Sitting on this screened-in porch surrounded by the electric green leaves of this deciduous forest, the sound of the rushing creek drowned out by the chirping birds, a cup of hot coffee in hand, I’m pretty sure I’m in Paradise.
I’m actually in Texas.
I’m staying in the lovely home of a Tar Sands Blockade organizer and soon-to-be grandmother. We met this past weekend at a non-violent direct action training on the Pine Ridge reservation in South Dakota, and she offered me a ride to Texas so I could cover the resistance here before the worst of the summer heat set in.
Last time I checked in I was in Rapid City, South Dakota, staying with some cave people. The day I left I talked to my mom on the phone for the first time since I left home, and we had a wonderful conversation, but by the time we hung up I was feeling pretty emotional. I got a ride from the cave into town with my 8-months pregnant host whose baby daddy is stuck in prison for a drug offense, who was full of anger and sadness and guilt about bringing this baby into the world alone (despite the fact that she is going to be a tremendous mama!) She dropped me at a coffee shop where I then struck up a conversation with a passerby who started telling me a heartbreaking story about the death of her 14 year old who had suffered brain damage in a bike accident.
By the time my ride to the Moccasins on the Ground training picked me up, I had had an intensely maternal morning.
My ride was a journalist with the Lakota paper in the city, full of laughter and good stories. I didn’t realize until we arrived that she had driven an hour out of town just to make sure I got to the training safely, that she wasn’t actually attending. The hearts of strangers just seem to grow and grow and grow.
Being new to the activist training circuit, I was feeling pretty socially awkward when I arrived at the training. The camera and microphone I was carrying only made me feel more conspicuous. But within ten minutes I had met folks with mutual friends from Occupy Wall Street and found a banjo mentor, and I felt much more relaxed.
On the third morning, I was enjoying a hearty bowl of oatmeal when my Tar Sands Blockade friend offhandedly mentioned I’d be more than welcome to ride with her down to Texas. I thought about it for five second, then went to pack my bags.*
On the way to Texas, I had some helpful conversations, some of which will be in my next Fueling Dissent article (check it out!) One thing that came up has had me reflecting a lot on my activism. One of the folks in my car asked the question:
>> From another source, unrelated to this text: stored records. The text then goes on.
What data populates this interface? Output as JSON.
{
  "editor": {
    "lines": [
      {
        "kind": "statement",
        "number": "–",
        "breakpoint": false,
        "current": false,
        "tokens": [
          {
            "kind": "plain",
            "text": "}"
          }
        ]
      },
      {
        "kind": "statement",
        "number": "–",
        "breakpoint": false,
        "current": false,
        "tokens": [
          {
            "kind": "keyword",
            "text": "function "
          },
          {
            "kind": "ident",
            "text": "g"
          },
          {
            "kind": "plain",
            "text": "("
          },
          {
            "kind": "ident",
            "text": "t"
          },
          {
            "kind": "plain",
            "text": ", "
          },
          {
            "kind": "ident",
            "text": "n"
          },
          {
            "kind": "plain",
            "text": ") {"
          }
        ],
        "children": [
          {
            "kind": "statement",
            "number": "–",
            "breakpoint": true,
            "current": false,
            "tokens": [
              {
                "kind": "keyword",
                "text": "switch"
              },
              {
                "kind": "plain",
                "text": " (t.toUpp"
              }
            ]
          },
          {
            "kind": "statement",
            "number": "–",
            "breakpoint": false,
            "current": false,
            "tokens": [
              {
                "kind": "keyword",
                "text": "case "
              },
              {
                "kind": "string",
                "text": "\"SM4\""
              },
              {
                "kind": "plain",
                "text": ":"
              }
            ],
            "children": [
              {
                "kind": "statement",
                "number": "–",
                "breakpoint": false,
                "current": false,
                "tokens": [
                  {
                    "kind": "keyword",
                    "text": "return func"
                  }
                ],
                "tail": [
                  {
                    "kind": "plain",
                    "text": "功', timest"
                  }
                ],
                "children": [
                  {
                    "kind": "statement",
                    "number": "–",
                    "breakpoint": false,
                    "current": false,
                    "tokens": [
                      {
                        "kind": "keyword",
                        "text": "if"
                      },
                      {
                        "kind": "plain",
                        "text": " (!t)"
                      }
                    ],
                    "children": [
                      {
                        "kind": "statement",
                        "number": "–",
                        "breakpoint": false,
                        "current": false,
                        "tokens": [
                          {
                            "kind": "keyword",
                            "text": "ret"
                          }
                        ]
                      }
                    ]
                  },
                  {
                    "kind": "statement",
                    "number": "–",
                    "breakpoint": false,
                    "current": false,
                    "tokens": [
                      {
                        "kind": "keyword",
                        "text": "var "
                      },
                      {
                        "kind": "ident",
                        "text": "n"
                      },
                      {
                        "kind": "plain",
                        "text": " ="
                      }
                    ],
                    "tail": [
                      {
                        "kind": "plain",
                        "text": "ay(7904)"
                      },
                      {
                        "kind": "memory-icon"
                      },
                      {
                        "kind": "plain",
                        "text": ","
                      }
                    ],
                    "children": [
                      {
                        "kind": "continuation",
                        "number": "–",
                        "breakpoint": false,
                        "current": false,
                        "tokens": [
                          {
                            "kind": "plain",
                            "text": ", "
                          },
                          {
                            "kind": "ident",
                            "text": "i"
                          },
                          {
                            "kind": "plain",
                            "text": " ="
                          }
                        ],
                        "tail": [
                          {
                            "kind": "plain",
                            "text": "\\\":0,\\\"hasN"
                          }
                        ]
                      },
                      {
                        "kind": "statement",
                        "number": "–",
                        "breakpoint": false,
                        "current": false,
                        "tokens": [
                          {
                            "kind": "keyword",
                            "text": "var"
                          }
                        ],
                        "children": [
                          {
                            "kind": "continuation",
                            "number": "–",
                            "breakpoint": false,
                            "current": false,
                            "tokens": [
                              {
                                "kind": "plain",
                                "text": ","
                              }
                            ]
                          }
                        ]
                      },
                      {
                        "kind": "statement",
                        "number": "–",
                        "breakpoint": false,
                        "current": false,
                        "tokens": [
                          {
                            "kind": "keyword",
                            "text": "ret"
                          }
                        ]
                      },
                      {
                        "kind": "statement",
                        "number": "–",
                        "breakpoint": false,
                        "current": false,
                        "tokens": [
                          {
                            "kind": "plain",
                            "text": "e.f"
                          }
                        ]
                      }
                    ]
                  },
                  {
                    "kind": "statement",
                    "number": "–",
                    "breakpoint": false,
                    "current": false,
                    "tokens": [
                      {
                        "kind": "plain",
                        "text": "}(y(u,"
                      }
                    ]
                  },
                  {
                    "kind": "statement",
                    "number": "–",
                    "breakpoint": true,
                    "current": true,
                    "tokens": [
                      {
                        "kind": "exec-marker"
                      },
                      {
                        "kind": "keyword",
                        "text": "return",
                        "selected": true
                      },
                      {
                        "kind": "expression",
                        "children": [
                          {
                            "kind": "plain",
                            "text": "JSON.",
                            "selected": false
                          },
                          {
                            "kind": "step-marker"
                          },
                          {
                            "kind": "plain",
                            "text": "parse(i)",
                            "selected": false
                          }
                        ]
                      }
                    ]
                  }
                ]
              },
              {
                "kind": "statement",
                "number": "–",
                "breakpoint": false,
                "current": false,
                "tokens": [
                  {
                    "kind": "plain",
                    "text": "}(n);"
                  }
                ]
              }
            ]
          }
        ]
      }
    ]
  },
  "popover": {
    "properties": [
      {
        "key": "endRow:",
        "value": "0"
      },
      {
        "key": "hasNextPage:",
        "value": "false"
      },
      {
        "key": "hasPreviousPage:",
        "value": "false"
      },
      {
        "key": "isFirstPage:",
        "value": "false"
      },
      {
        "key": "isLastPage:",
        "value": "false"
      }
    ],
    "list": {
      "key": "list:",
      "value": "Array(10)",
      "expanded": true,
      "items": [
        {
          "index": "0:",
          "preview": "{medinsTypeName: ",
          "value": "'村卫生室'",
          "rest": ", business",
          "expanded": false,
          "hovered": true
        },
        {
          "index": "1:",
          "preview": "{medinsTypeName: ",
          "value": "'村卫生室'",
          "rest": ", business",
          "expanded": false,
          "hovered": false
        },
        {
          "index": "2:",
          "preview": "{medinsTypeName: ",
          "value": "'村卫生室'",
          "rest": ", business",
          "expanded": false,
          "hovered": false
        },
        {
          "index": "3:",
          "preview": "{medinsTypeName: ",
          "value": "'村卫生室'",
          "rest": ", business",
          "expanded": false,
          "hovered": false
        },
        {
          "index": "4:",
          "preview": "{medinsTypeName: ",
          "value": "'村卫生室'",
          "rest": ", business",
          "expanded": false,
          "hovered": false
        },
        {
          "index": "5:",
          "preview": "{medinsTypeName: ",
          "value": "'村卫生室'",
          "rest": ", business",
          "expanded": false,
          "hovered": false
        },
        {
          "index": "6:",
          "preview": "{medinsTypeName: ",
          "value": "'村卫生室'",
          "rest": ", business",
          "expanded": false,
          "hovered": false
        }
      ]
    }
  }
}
“Why do you organize? If you’re really honest with yourself, what keeps you doing this?”
It’s surprisingly hard to answer this question honestly. Immediately I want to say it’s because I feel compelled to try and fix a broken world, because it breaks my heart to see companies run people over, because I believe the world can be better, because fuck climate change. All of that is true. I organize in part out of compassion.
But there are a lot of compassionate people doing other things. It isn’t just that. For me, I organize because a lot of my friend organize. Because walking away would jeopardize my social life. I think honestly I also like the attention I get from people, the sort of combination awe and “you’re crazy” reaction. And also, I have a lot of anger. I feel betrayed by a lot of the institutions I once had such intense faith in, and I really just need an outlet. I’m really fucking mad.
*** WARNING: this next bit is a bummer! If you’re already feeling cynical and bummed, maybe don’t read this!***
I think though at the root of it I feel like our situation is pretty desperate. I don’t have a lot of hope that we can fight this thing and win. but fighting keeps me just busy enough to keep that thought from really sinking into my bones. Being here and talking to the Tar Sands Blockaders who threw everything they could into stopping the Keystone XL, and to the people who now have tar sands pumping under their feet without their consent, it’s hard to feel hopeful. The tactics these people used were totally non-violent, and still they are being called eco-terrorists, facing felony charges, and being surveilled by the government.
People were literally charged with eco-terrorism for unfurling a glittery banner and raining glitter down on passersby. Apparently security guards thought it was anthrax. What a joke. Glitter terrorism.
But really, what do we have to do to win? To actually stop climate change? We can’t do anything without facing serious state repression. Our government is corrupt, so the legal channels don’t serve us. Our media is corporate-run, so we’re uninformed about corporate power. Our people are poor, so they don’t have the time or energy to fight a seemingly losing battle. And we live in police state, with cameras on every doorstep watching to make sure we stay in line. At the Moccasins on the Ground training this weekend, a drone was hovering over our campfire.
I don’t know if this means fight harder or give up. But it’s heavy. It’s really heavy.
Sigh. On the bright side, I’m planning to meet up with my sweetheart and go on tour playing shows together, so keep your eyes and ears out for a struggling banjo player and her handsome and talented musician companion! I’m looking forward to the break from all this pipeline drama!
*Incidentally, this is how I ended up at Wall Drug for a third time on my trip. If you don’t know what this is, look it up.